**Task to complete:**
State, as a bare number, how many lines below contain "tiefe".

(Dataset rows for apps and sites)

================================

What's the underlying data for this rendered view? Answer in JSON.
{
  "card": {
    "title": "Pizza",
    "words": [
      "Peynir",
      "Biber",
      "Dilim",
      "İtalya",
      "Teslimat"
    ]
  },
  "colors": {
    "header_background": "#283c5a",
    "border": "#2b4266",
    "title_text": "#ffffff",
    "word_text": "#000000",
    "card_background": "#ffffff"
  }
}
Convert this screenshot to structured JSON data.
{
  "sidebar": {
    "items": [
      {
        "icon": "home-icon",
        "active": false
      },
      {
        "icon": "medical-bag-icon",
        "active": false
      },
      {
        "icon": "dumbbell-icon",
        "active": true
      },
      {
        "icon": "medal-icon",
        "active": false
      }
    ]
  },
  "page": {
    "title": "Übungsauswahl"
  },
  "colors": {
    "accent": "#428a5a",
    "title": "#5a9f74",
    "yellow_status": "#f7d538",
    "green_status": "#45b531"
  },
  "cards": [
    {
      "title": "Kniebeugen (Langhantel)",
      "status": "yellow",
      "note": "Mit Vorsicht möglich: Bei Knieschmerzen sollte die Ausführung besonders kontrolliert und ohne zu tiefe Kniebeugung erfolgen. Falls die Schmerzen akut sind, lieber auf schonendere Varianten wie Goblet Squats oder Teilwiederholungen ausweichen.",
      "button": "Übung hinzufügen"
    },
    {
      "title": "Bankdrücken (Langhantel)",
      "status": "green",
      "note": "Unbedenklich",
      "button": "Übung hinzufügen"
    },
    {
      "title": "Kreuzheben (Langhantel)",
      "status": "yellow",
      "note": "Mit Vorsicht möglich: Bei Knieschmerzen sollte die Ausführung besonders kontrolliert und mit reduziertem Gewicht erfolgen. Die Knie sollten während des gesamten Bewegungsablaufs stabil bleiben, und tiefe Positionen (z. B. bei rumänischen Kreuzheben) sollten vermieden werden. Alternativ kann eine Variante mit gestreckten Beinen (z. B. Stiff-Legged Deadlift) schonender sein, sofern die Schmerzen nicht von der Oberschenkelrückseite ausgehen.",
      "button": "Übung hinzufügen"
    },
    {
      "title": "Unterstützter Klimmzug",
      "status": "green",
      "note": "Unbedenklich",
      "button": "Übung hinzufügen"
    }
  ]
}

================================

**Solution to the problem:**
2